**What you have to do:**
No pictures go into the copy. Write out every line below exactly.

----- Supplied data -----

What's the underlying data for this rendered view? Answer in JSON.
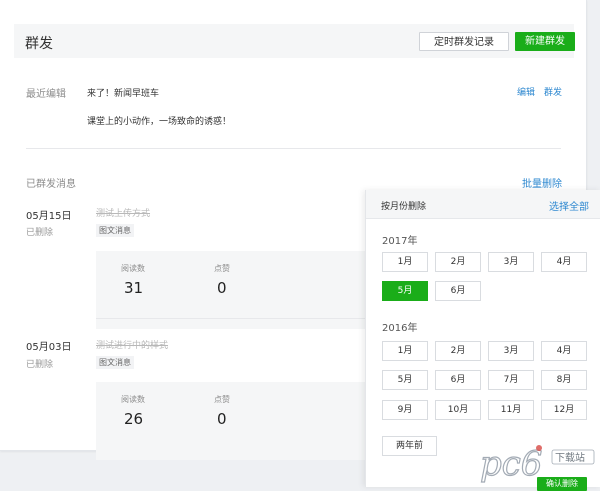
{
  "header": {
    "title": "群发",
    "scheduled_label": "定时群发记录",
    "new_label": "新建群发"
  },
  "recent": {
    "label": "最近编辑",
    "title": "来了！新闻早班车",
    "subtitle": "课堂上的小动作，一场致命的诱惑！",
    "edit_label": "编辑",
    "send_label": "群发"
  },
  "sent": {
    "label": "已群发消息",
    "batch_delete_label": "批量删除",
    "items": [
      {
        "date": "05月15日",
        "status": "已删除",
        "title": "测试上传方式",
        "tag": "图文消息",
        "reads_label": "阅读数",
        "reads": "31",
        "likes_label": "点赞",
        "likes": "0"
      },
      {
        "date": "05月03日",
        "status": "已删除",
        "title": "测试进行中的样式",
        "tag": "图文消息",
        "reads_label": "阅读数",
        "reads": "26",
        "likes_label": "点赞",
        "likes": "0"
      }
    ]
  },
  "panel": {
    "title": "按月份删除",
    "select_all": "选择全部",
    "years": [
      {
        "label": "2017年",
        "months": [
          "1月",
          "2月",
          "3月",
          "4月",
          "5月",
          "6月"
        ],
        "selected": "5月"
      },
      {
        "label": "2016年",
        "months": [
          "1月",
          "2月",
          "3月",
          "4月",
          "5月",
          "6月",
          "7月",
          "8月",
          "9月",
          "10月",
          "11月",
          "12月"
        ]
      }
    ],
    "earlier": "两年前",
    "confirm_label": "确认删除"
  },
  "watermark": {
    "logo_text": "pc6",
    "site_text": "下载站"
  },
  "colors": {
    "accent": "#1aad19",
    "link": "#2e88d0"
  }
}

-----

**Finished task:**
What's the underlying data for this rendered view? Answer in JSON.
{
  "header": {
    "title": "群发",
    "scheduled_label": "定时群发记录",
    "new_label": "新建群发"
  },
  "recent": {
    "label": "最近编辑",
    "title": "来了！新闻早班车",
    "subtitle": "课堂上的小动作，一场致命的诱惑！",
    "edit_label": "编辑",
    "send_label": "群发"
  },
  "sent": {
    "label": "已群发消息",
    "batch_delete_label": "批量删除",
    "items": [
      {
        "date": "05月15日",
        "status": "已删除",
        "title": "测试上传方式",
        "tag": "图文消息",
        "reads_label": "阅读数",
        "reads": "31",
        "likes_label": "点赞",
        "likes": "0"
      },
      {
        "date": "05月03日",
        "status": "已删除",
        "title": "测试进行中的样式",
        "tag": "图文消息",
        "reads_label": "阅读数",
        "reads": "26",
        "likes_label": "点赞",
        "likes": "0"
      }
    ]
  },
  "panel": {
    "title": "按月份删除",
    "select_all": "选择全部",
    "years": [
      {
        "label": "2017年",
        "months": [
          "1月",
          "2月",
          "3月",
          "4月",
          "5月",
          "6月"
        ],
        "selected": "5月"
      },
      {
        "label": "2016年",
        "months": [
          "1月",
          "2月",
          "3月",
          "4月",
          "5月",
          "6月",
          "7月",
          "8月",
          "9月",
          "10月",
          "11月",
          "12月"
        ]
      }
    ],
    "earlier": "两年前",
    "confirm_label": "确认删除"
  },
  "watermark": {
    "logo_text": "pc6",
    "site_text": "下载站"
  },
  "colors": {
    "accent": "#1aad19",
    "link": "#2e88d0"
  }
}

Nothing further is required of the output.